Types of Foster Care
There are a number of different types of care for which carers can be approved based on their preferences, skills and accommodation and family composition.
Many of our short term placements are placed in an emergency. You will not have the opportunity to meet the child or young person beforehand and you have to be ready to accept the child when they arrive. Due to the nature of the emergency they may be brought to you by a duty social worker or the Police. The child or young person will require additional reassurance and welcome from you.
A great deal of flexibility from our foster carers is required as once you have agreed to a placement they will quickly be placed with you. Emergency fostering usually lasts for a few days while the future plans for the child are made, however it can sometimes lead to a short-term or long-term placement.
Our short term foster carers offer full-time placements for children aged from birth to 18 years who cannot remain with their birth families for reasons of neglect or abuse or because of the breakdown of family relationships. Placements can be relatively short lasting from one day to several months or may extend to a couple of years if there are complex court proceedings. It is not a permanent placement and children will either return home or will move to permanent substitute carers.
In short term fostering there is usually frequent contact between the child and their birth family.
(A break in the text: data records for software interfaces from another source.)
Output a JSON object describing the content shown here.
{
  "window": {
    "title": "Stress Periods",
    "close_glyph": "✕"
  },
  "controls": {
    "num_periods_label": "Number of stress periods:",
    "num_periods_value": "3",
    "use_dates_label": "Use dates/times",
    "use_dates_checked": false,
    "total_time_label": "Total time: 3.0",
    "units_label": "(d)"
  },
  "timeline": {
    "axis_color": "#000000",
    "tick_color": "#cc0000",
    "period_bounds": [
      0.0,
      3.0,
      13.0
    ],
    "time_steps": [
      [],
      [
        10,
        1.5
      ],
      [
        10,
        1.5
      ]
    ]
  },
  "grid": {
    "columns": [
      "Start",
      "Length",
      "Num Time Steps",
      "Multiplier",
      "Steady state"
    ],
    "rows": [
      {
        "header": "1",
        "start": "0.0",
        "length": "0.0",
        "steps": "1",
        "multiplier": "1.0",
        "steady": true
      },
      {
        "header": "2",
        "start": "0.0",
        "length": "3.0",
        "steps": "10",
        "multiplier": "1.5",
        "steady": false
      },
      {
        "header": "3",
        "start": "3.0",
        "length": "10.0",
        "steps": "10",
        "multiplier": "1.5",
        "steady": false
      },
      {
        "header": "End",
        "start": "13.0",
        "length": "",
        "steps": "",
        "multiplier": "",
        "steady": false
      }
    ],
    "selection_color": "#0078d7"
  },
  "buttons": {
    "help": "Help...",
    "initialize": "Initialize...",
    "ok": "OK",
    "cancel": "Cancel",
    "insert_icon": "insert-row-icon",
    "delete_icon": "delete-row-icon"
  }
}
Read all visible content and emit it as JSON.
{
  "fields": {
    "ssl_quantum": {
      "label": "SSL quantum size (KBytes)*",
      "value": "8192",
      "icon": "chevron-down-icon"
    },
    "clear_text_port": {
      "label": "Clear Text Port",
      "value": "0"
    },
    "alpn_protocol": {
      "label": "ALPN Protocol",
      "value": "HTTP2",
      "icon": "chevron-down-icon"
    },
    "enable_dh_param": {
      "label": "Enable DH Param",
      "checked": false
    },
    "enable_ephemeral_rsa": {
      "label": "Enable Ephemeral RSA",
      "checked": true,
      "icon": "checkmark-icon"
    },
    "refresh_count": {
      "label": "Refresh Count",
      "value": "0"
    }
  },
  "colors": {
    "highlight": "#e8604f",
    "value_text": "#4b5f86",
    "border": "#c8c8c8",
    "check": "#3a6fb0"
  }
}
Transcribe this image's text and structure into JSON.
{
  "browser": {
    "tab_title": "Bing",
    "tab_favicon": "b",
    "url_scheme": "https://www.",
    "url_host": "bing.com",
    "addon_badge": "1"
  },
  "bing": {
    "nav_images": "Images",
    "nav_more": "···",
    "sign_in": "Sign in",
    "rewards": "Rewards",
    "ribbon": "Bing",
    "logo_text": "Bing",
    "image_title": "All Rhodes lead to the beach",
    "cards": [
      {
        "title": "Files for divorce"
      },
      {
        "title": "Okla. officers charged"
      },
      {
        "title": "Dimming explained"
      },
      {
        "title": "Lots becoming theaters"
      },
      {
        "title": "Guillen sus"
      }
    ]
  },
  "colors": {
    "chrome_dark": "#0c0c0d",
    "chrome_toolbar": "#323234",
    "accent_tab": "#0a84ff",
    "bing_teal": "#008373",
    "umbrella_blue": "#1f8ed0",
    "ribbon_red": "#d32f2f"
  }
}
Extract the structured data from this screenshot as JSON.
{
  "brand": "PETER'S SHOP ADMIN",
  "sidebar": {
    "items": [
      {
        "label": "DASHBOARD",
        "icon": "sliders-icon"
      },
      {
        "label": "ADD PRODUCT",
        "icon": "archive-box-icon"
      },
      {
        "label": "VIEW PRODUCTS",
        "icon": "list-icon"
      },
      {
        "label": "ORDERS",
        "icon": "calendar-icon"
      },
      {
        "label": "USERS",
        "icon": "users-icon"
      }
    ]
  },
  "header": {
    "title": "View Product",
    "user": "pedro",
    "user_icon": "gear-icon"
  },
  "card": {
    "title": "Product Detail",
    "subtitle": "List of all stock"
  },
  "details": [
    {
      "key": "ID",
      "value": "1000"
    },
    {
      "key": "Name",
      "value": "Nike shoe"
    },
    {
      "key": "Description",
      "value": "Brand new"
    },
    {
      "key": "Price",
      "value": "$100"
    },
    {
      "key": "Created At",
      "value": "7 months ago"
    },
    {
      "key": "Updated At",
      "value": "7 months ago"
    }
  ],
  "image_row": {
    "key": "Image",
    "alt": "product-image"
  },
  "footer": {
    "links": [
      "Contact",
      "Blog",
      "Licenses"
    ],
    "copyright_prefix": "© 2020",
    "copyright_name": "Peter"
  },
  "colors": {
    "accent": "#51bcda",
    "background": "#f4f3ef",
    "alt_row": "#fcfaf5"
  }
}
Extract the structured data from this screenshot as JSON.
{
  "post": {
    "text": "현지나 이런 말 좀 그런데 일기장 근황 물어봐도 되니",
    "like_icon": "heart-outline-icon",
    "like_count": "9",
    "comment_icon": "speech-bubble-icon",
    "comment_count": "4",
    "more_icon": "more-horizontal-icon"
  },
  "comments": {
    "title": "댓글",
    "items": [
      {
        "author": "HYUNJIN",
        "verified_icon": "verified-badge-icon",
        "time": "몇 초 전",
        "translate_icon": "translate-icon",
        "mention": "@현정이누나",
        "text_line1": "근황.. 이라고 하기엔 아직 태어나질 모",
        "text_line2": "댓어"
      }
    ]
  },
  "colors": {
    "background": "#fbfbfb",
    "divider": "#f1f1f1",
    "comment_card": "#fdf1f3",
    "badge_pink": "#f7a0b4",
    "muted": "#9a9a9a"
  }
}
Short term fostering can include both planned and emergency placements.
If children cannot return home or be cared for by a member of their extended family they may be placed in a long term foster home where carers are committed to care for a young person until they are 18 and be a presence in their life into adulthood.
Children placed with long term carers will be those for whom adoption is either unsuitable because they want to maintain links with their family or because an adoptive family cannot be found. Long term foster children tend to be older than most children who are adopted.
Unlike adoption when the child becomes the legal responsibility of the carers, long-term foster carers share responsibility for the child with the birth parents and the local authority.
There is likely to be some contact with family but at longer intervals than that of short term care – possibly face to face three to four times per year in addition to other forms of communication. Often contact is with other siblings who have been placed elsewhere as well as birth parents.
Respite foster carers provide care for children for very short periods of time. They may be used to give foster carers who are experiencing very challenging behaviour from a child or who may be caring for a child with significant disability.
In some instances where a carer requests a holiday break without the children in their care respite care may be agreed. It is however expected that carers will take children with them on holiday.
Parent and Child
We passionately believe that all children need a loving and safe home and where possible if a child can remain with their parents we believe this is a positive outcome. Child and parent fostering is where you offer a home to both parent and child (or maybe to both parents and the child). The parent may be under 18 and will be a looked after child themselves. Sometimes they will be placed during the pregnancy so you can help them prepare.
Unaccompanied Asylum Seeking Children
We are looking for foster carers to specialise in looking after children who may have been separated from their families and home countries. As you can expect these children are often extremely distressed and frightened as a result of the overwhelming experience they have been through. Fostering young people who are seeking asylum does come with its challenges but is also hugely rewarding as you start see them settle into their new life in the UK. In some cases the children will speak little or no English.